To promote teen literacy and leadership in girls, readergirlz features a different YA novel and corresponding community service project every month. Each year they conduct a minimum of two additional special literacy projects, one in October in honor of YALSA's Teen Read Week, and the second in April to raise awareness of Support Teen Literature Day. The latter project is Operation Teen Book Drop (TBD) in partnership with YALSA, and in the first two years, the effort has orchestrated the delivery of nearly 20,000 publisher-donated books to hospitalized teens across the country.

For more information about readergirlz, please visit www.readergirlz.com and http://readergirlz.blogspot.com, or contact divas@readergirlz.com.

"With this amazing and generous Innovations in Reading Prize, readergirlz can continue to find new ways to connect teens with the best authors in young adult literature, make reading hip and appealing using the latest technology, and inspire a sense of service through our special literacy projects like Operation Teen Book Drop. Our grateful thanks to the National Book Foundation for making all this possible."
— Dia Calhoun, author and co-founder of readergirlz

"readergirlz is honored and grateful to receive this recognition from the National Book Foundation. As a volunteer organization, this grant will assist our site maintenance and fund further special literacy projects as we challenge teen girls to read, reflect, and reach out."
— Lorie Ann Grover, author and co-founder of readergirlz

 

Robert Wilder

http://www.robertwilder.com/

Like many other teachers and writers, I try to find myriad ways to get good books into other people’s hands. Whether it’s a kindergartner struggling over his first sentence, a high school student trying to find her voice in the wilderness of adolescence, or an intellectually starved friend at a dinner party, books are my gesture toward a better life for anyone willing to turn some pages. Reading provides a sustained relationship with our minds and the minds of countless writers trying to pursue thoughts and ideas, beauty and humanity. Winning the Innovations in Reading Prize is a great honor and will give me the energy to keep fighting the good fight.

“As both a student and co-teacher in Rob's classroom, I was awed and inspired by his ability to draw out insights and surprisingly sophisticated opinions regarding literature. He demands a level of intellectuality that his students are eager to live up to and chooses literature and teaches it in a way that expands the minds of his students. Rob shaped my education and life and as teacher and mentor.”
—Rachel, age 25, Davis, CA

"From Rob I learned that my voice, my perspective, and my (mundane teenage) life were worth writing about. Suddenly writing wasn’t only about producing dry, regurgitated papers for class and reading no longer became a drag. Rob’s teaching opened up a whole new world for me to escape into. By capturing my experiences and conjuring up new, impossible ones, I could envision a broader life beyond Santa Fe and a better, funnier, far more talented version of myself. Rob was the first “real” writer I ever knew and remains a model of a true teacher-scholar I strive to be."
—Molly, age 29, Ph.D. Sociology, Lecturer, UC Santa Barbara, Santa Barbara, CA
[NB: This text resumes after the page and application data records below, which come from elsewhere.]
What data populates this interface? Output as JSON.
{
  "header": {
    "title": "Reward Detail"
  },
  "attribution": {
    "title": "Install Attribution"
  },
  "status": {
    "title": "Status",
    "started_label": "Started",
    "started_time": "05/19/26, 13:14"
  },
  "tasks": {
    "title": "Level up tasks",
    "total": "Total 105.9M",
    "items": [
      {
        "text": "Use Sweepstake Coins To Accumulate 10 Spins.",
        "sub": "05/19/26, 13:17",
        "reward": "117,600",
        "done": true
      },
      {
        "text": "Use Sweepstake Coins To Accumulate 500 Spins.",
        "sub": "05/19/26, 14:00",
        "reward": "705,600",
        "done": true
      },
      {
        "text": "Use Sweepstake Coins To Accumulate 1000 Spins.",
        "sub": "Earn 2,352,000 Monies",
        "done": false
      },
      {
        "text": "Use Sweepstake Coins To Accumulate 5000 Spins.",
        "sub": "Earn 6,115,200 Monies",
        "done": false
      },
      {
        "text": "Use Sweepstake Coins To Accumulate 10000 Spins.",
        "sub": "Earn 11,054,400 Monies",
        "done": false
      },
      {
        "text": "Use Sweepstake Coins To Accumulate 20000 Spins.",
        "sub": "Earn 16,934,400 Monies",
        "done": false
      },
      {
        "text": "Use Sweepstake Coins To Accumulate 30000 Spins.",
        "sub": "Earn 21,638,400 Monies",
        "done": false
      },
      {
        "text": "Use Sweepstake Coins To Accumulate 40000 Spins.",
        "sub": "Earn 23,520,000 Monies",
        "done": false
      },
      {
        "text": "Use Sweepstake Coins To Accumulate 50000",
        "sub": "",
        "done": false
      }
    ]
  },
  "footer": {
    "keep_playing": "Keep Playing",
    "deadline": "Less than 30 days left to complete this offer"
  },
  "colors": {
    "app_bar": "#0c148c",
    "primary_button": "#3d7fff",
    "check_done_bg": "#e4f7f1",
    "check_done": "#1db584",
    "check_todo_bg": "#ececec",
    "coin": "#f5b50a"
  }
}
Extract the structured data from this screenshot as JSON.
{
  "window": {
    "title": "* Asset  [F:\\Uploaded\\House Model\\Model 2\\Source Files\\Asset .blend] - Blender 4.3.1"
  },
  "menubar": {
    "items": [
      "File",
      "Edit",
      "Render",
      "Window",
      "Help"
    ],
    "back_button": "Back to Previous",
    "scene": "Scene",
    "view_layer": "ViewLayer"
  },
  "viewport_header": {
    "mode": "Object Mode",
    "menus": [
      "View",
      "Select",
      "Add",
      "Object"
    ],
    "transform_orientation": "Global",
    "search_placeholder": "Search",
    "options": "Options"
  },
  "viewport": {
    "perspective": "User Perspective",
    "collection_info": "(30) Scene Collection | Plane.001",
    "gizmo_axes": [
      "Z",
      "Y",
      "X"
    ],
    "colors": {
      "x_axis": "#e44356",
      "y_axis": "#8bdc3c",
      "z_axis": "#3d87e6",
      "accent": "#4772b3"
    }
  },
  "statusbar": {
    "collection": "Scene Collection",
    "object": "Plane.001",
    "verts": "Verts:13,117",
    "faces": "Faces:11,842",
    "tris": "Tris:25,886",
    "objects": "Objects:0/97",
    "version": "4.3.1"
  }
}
Sponsored by a generous grant from the

Questions? Contact the Foundation at 212.685.0261.